Today was (finally) the first day back at school (hooray!) for the 4 year olds (yippee!).
And I didn’t sleep a wink last night.
All summer long, as we trudged through gymnastics classes, swimming lessons, and day after long day here at home, I’ve said that I absolutely cannot wait until these two are separated in school for a few hours a day. Spending every waking moment together is taxing on them, and spending every waking moment with them has had me locking myself in a closet to escape the unholy dramaz.
Last year when our preschool director asked if I would be interested in separating them because they were such a distraction to each other, I tucked her concerns safely in my pocket, but the answer was “Not yet.” I just wasn’t ready. Even as the school year ended and I knew I would have to make a decision for the next year, I still fidgeted when I thought about it.
But this summer made it clear that times were a changing. The girls need some quality time apart so that the time they spend together will hold even more quality and less beating each other over the head with My Little Ponies.
Still, I tossed and turned in the nights preceding our first day.
Despite having talked about it, there was some apprehension on Claire’s part during orientation when we split them up to meet their teachers. This girl, who is so brazen and even bossy at home, she’s the one who thrives on the twinship more. She gets more upset when they fight.
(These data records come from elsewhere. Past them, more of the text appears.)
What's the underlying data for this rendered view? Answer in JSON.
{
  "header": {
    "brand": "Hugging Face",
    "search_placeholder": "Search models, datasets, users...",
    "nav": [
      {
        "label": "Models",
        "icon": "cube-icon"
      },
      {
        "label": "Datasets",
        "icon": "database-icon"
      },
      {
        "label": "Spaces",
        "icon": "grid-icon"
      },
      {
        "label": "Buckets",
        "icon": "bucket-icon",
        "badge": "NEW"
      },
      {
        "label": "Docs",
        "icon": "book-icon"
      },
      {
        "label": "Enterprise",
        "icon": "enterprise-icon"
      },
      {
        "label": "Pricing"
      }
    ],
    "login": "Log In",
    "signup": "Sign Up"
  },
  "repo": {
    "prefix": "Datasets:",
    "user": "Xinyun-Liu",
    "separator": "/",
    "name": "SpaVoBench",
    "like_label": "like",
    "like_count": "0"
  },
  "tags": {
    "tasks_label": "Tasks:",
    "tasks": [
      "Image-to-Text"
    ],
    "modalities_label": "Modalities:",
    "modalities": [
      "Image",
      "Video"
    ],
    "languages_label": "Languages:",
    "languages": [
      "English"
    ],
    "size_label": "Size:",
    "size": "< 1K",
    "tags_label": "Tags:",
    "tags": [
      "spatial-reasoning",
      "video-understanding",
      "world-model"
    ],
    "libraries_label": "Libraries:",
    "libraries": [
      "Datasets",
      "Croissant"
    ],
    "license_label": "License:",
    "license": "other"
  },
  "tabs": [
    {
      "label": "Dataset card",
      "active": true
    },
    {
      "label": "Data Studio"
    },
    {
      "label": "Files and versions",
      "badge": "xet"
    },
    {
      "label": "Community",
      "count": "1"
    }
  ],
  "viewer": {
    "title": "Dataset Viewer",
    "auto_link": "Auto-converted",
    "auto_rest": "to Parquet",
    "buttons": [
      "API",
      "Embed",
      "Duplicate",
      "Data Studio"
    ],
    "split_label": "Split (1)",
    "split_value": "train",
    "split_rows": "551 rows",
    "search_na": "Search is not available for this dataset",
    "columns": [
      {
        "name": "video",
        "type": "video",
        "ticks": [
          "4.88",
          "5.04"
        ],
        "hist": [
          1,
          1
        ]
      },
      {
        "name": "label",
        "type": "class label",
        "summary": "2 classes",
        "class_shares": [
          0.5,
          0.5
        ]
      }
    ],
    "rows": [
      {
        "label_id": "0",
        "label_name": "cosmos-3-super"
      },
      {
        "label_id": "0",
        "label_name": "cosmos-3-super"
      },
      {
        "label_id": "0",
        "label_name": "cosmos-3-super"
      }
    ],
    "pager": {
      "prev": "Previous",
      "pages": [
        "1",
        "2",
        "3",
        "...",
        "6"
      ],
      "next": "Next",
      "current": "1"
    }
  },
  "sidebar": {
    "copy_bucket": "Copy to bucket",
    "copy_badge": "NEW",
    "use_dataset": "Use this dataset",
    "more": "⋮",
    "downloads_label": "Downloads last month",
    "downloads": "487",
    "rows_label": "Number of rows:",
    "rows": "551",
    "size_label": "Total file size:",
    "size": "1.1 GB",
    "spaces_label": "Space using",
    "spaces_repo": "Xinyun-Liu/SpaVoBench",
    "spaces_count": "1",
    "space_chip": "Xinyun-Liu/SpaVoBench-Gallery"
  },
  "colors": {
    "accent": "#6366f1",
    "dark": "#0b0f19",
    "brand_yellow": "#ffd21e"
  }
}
She seems to need it all more. And as their mother and the one who is mostly responsible for making sure they grow up to be sound, confident individuals, it’s both heartwarming and terrifying at the same time. I couldn’t help but lay in bed at night and imagine her sitting in her classroom, playing apathetically, and missing her sister.
I know I made the right decision, but my apprehension and worry surprise me.
When my girls were born 9 weeks early and thrived in separate isolettes in the NICU for five weeks, I worried the silly worries that they wouldn’t bond like twins that were together from day one. Even twin moms get caught up in the fantasy of having children with such a closeness that nothing can shake it. Do they miss each other? Do they even remember the constant presence of another being right next to them since conception? Does it even matter?
But then there was today. The first day. And things seem to have fallen into place perfectly. Both girls have familiar aspects in their class that will give them a dose of comfort. Rachel knows and loves her teacher, who we started with last year before moving to a new class. She gave her sister a big hug and kiss, and wished her a good day. She missed me some towards the end of the day, and nearly knocked me over when she saw me.
Claire’s class boasts the name of her very favorite animal — the Frogs, and upon quietly entering and finding her name on the wall, requested to play with some. Her teacher pulled out a whole bin of green frogs of all shapes and sizes, and she was in heaven. She got to see her sister at recess, lunch and music class. The teachers told me that they reunited like they’d been apart for days. But they did well.
I know my worries aren’t silly, but they’re lessening. These girls have a bond that I will never understand, but I must respect. Still, they need to be separated from the unit that often makes twins inseparable in other people’s minds. They each need the opportunity to express themselves apart from their sister and show what they can do. These days with less distractions will allow them to shine as Claire and as Rachel, not ClaireandRachel.
And these girls? They have a lot of shining to do.
I think they’re going to be okay.